  • Conducting various levels of privacy and data security training for executives and employees
  • Supports organizations through mergers, acquisitions, and reorganizations with regard to the handling of employee and customer data, and the safeguarding of that data during the transaction.
  • Representing organizations in matters involving inquiries into privacy and data security compliance before federal and state agencies including the HHS Office of Civil Rights, Federal Trade Commission, and various state Attorneys General.

Benefits counseling experience – Joe’s work in the benefits counseling area covers many areas of employee benefits law. Below are some examples of that work:

  • As part of the Firm’s Health Care Reform Team, he advises employers and plan sponsors regarding the establishment, administration and operation of fully insured and self-funded health and welfare plans to comply with ERISA, IRC, ACA/PPACA, HIPAA, COBRA, ADA, GINA, and other related laws.
  • Guiding clients through the selection of plan service providers, along with negotiating service agreements with vendors to address plan compliance and operations, while leveraging data security experience to ensure plan data is safeguarded.
  • Counsels plan sponsors on day-to-day compliance and administrative issues affecting plans.
  • Assists in the design and drafting of benefit plan documents, including severance and fringe benefit plans.
  • Advises plan sponsors concerning employee benefit plan operation, administration and correcting errors in operation.

Joe speaks and writes regularly on current employee benefits and data privacy and cybersecurity topics and his work has been published in leading business and legal journals and media outlets, such as The Washington Post, Inside Counsel, Bloomberg, The National Law Journal, Financial Times, Business Insurance, HR Magazine and NPR, as well as the ABA Journal, The American Lawyer, Law360, Bender’s Labor and Employment Bulletin, the Australian Privacy Law Bulletin and the Privacy, and Data Security Law Journal.

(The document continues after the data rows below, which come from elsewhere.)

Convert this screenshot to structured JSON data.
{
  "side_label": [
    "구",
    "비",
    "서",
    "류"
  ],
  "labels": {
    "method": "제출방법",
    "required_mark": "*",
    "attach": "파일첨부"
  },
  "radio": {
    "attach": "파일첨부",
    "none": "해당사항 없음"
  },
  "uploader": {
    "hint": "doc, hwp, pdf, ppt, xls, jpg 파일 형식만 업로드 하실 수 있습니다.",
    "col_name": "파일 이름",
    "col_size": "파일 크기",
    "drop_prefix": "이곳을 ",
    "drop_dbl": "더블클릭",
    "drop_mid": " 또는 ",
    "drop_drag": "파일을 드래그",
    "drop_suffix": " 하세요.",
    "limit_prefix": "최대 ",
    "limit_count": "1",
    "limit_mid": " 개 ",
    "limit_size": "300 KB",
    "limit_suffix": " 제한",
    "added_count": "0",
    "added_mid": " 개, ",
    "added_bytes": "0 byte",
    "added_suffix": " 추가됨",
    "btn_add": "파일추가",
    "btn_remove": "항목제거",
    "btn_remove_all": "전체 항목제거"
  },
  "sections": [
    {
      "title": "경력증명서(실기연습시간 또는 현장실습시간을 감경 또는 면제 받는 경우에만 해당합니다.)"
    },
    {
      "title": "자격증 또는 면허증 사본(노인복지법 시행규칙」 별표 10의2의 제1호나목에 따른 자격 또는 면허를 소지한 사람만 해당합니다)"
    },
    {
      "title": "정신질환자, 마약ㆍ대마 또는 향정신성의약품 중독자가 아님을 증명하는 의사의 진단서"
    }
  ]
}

Joe served as a judicial law clerk for the Honorable Laura Denvir Stith on the Missouri Court of Appeals.